**Action item**
From the entries that follow, extract each line holding the string "レイヤー".

**Material to process**
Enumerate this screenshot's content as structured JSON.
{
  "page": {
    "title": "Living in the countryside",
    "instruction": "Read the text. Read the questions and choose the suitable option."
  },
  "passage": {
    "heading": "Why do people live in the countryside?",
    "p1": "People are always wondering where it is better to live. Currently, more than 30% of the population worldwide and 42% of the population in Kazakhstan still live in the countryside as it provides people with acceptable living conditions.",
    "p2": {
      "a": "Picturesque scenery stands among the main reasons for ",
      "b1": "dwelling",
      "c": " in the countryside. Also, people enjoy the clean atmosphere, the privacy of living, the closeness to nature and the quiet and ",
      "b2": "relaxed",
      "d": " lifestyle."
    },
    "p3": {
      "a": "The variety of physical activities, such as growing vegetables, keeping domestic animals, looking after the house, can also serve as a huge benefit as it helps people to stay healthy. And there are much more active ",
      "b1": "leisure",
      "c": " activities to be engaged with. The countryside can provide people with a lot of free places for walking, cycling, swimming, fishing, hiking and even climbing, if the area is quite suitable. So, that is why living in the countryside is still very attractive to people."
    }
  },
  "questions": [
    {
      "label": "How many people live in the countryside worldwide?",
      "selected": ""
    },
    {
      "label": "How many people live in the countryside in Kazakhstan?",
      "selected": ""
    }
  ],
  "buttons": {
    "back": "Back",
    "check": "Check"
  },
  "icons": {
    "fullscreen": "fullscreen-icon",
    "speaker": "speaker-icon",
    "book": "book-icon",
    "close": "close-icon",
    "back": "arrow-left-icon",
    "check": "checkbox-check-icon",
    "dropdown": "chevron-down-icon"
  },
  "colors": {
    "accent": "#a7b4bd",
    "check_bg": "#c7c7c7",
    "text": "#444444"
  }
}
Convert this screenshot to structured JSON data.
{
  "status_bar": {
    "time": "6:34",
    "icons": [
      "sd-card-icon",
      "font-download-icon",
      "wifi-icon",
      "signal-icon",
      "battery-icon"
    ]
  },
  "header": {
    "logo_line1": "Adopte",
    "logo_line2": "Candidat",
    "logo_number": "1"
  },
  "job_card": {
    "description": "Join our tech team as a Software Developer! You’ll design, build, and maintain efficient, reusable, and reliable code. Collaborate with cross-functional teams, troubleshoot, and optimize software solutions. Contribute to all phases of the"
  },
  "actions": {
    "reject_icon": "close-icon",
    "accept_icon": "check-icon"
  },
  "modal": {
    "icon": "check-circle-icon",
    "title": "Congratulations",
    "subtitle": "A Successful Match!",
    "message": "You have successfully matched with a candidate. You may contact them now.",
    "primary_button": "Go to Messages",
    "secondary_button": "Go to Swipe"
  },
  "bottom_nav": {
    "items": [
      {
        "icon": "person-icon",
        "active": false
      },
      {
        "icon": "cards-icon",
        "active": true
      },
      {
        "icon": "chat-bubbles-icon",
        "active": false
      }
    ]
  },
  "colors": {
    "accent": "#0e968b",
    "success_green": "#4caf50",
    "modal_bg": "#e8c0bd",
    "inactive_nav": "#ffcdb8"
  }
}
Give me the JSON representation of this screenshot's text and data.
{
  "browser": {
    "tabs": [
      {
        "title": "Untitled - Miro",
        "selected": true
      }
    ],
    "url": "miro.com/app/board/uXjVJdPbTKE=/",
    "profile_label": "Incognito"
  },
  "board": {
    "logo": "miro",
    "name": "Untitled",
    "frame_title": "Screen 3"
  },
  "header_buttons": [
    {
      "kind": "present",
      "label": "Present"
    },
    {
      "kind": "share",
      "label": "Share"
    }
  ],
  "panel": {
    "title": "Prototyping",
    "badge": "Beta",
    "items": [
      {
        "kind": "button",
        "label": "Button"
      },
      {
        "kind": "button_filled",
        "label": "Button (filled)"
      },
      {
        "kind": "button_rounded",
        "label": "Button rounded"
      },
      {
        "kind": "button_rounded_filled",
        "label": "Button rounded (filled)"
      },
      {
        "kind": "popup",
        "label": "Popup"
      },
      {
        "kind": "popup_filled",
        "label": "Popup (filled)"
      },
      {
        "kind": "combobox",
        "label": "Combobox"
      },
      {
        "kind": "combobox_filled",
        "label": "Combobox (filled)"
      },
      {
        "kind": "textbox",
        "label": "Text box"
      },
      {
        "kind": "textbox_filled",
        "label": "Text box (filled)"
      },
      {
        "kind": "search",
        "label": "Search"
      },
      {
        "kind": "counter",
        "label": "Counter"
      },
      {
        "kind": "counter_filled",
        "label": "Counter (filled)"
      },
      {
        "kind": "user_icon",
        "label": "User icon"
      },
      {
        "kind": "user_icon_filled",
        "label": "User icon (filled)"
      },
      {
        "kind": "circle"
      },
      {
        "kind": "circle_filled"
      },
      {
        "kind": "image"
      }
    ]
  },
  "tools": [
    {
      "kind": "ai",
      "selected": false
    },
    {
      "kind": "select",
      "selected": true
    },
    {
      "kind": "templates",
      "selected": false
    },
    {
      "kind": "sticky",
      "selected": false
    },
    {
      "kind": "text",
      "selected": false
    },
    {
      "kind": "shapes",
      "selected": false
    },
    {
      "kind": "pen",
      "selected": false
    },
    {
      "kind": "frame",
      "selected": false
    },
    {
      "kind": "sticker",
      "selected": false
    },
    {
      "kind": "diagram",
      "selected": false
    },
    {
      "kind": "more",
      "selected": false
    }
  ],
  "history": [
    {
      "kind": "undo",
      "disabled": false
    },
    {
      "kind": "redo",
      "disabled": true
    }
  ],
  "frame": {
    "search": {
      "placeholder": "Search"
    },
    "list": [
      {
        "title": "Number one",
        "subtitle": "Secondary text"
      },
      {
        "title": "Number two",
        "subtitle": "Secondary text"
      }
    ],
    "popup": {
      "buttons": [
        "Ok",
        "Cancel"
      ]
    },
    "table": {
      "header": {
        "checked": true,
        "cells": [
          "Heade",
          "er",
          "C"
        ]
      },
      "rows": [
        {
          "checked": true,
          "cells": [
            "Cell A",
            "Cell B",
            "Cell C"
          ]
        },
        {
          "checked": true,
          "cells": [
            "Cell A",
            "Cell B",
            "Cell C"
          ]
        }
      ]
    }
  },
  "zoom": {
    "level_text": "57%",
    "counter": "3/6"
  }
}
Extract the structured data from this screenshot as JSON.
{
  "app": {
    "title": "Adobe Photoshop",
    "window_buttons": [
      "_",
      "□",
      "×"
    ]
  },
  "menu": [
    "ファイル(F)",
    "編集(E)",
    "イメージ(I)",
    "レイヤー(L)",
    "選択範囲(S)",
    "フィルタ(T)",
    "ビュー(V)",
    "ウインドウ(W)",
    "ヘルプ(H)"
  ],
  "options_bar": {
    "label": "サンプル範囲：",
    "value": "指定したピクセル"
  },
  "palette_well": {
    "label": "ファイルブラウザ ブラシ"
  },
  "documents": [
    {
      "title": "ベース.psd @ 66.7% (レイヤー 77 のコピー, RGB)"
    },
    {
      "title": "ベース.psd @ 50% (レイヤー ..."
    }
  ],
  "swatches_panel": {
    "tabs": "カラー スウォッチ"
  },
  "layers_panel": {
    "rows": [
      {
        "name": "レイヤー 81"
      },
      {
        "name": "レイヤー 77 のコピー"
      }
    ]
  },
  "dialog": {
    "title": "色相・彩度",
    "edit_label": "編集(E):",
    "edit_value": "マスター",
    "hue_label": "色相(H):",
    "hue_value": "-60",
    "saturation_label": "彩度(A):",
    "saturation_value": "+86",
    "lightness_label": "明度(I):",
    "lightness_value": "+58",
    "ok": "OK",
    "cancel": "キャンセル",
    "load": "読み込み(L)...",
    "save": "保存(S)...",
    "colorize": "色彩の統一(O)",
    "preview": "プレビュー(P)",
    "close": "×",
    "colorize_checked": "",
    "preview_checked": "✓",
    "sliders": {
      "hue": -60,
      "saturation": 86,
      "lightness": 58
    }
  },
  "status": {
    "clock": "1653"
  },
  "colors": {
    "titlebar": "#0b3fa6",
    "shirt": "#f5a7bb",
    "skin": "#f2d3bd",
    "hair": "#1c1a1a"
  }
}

**Solution to this exercise**
    "レイヤー(L)",
      "title": "ベース.psd @ 66.7% (レイヤー 77 のコピー, RGB)"
      "title": "ベース.psd @ 50% (レイヤー ..."
        "name": "レイヤー 81"
        "name": "レイヤー 77 のコピー"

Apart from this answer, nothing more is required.